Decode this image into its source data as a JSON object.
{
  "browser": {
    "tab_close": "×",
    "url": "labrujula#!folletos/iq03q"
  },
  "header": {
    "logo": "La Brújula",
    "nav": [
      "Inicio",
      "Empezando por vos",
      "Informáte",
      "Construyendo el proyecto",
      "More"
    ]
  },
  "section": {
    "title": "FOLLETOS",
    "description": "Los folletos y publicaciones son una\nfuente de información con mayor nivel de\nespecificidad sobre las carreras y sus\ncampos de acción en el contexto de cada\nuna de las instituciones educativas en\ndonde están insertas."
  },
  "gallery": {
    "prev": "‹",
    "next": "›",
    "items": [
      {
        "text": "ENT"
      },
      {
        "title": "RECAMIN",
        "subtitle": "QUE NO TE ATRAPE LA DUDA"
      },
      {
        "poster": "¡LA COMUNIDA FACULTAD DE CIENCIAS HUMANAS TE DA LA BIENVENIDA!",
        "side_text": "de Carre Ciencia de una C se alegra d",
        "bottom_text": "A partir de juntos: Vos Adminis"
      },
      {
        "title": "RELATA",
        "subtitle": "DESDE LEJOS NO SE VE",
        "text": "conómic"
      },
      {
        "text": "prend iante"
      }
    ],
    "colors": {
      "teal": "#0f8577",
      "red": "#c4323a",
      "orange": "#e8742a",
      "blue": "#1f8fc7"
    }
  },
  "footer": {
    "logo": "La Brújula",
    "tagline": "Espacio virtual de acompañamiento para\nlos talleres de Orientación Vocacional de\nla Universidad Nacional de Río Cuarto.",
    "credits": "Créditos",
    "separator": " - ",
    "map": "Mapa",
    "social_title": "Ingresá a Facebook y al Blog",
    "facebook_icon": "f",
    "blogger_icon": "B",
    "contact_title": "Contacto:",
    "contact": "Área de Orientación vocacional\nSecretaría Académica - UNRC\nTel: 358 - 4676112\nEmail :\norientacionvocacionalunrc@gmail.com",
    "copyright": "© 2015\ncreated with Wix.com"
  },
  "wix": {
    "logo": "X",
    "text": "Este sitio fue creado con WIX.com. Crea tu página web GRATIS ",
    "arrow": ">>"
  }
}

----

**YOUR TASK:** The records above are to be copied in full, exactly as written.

**RESPONSE TO THE EXERCISE:**
Decode this image into its source data as a JSON object.
{
  "browser": {
    "tab_close": "×",
    "url": "labrujula#!folletos/iq03q"
  },
  "header": {
    "logo": "La Brújula",
    "nav": [
      "Inicio",
      "Empezando por vos",
      "Informáte",
      "Construyendo el proyecto",
      "More"
    ]
  },
  "section": {
    "title": "FOLLETOS",
    "description": "Los folletos y publicaciones son una\nfuente de información con mayor nivel de\nespecificidad sobre las carreras y sus\ncampos de acción en el contexto de cada\nuna de las instituciones educativas en\ndonde están insertas."
  },
  "gallery": {
    "prev": "‹",
    "next": "›",
    "items": [
      {
        "text": "ENT"
      },
      {
        "title": "RECAMIN",
        "subtitle": "QUE NO TE ATRAPE LA DUDA"
      },
      {
        "poster": "¡LA COMUNIDA FACULTAD DE CIENCIAS HUMANAS TE DA LA BIENVENIDA!",
        "side_text": "de Carre Ciencia de una C se alegra d",
        "bottom_text": "A partir de juntos: Vos Adminis"
      },
      {
        "title": "RELATA",
        "subtitle": "DESDE LEJOS NO SE VE",
        "text": "conómic"
      },
      {
        "text": "prend iante"
      }
    ],
    "colors": {
      "teal": "#0f8577",
      "red": "#c4323a",
      "orange": "#e8742a",
      "blue": "#1f8fc7"
    }
  },
  "footer": {
    "logo": "La Brújula",
    "tagline": "Espacio virtual de acompañamiento para\nlos talleres de Orientación Vocacional de\nla Universidad Nacional de Río Cuarto.",
    "credits": "Créditos",
    "separator": " - ",
    "map": "Mapa",
    "social_title": "Ingresá a Facebook y al Blog",
    "facebook_icon": "f",
    "blogger_icon": "B",
    "contact_title": "Contacto:",
    "contact": "Área de Orientación vocacional\nSecretaría Académica - UNRC\nTel: 358 - 4676112\nEmail :\norientacionvocacionalunrc@gmail.com",
    "copyright": "© 2015\ncreated with Wix.com"
  },
  "wix": {
    "logo": "X",
    "text": "Este sitio fue creado con WIX.com. Crea tu página web GRATIS ",
    "arrow": ">>"
  }
}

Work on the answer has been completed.